REQUIREMENT |
From the entries that follow, gather each line holding the word "battery".

START DATA TO USE

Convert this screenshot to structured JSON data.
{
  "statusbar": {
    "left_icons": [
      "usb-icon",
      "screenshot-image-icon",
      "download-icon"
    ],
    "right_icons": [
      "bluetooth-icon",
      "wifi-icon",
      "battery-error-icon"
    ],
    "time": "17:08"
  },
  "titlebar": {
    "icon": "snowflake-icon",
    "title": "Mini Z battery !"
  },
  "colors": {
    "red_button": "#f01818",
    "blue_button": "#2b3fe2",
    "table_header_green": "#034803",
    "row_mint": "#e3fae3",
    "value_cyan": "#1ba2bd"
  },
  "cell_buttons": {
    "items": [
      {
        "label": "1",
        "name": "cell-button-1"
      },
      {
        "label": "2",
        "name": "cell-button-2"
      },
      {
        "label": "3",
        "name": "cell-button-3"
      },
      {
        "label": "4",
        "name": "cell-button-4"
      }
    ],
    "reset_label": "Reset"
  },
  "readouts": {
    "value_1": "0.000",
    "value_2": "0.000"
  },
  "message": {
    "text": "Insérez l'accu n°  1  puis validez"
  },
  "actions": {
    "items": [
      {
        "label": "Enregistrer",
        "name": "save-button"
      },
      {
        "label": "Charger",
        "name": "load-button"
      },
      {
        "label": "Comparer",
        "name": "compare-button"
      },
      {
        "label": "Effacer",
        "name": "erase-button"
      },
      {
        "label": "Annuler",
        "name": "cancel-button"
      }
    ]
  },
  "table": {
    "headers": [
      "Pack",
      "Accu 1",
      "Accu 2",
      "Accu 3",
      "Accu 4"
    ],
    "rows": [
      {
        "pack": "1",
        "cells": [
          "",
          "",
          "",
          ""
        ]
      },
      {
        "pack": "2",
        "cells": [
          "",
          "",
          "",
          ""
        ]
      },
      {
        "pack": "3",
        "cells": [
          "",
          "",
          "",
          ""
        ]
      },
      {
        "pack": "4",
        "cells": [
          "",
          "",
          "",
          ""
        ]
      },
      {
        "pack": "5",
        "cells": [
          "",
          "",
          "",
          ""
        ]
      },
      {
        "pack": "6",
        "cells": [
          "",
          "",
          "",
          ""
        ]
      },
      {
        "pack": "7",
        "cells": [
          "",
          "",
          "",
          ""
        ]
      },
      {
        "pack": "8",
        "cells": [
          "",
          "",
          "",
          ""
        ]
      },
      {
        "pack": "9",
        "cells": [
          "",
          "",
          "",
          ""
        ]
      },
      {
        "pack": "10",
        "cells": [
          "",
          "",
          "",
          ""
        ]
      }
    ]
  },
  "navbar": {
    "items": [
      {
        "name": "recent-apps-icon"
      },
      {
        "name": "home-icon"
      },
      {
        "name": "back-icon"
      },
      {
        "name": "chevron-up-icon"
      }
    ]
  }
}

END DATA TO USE

OUTPUT FOR THIS TASK |
      "battery-error-icon"
    "title": "Mini Z battery !"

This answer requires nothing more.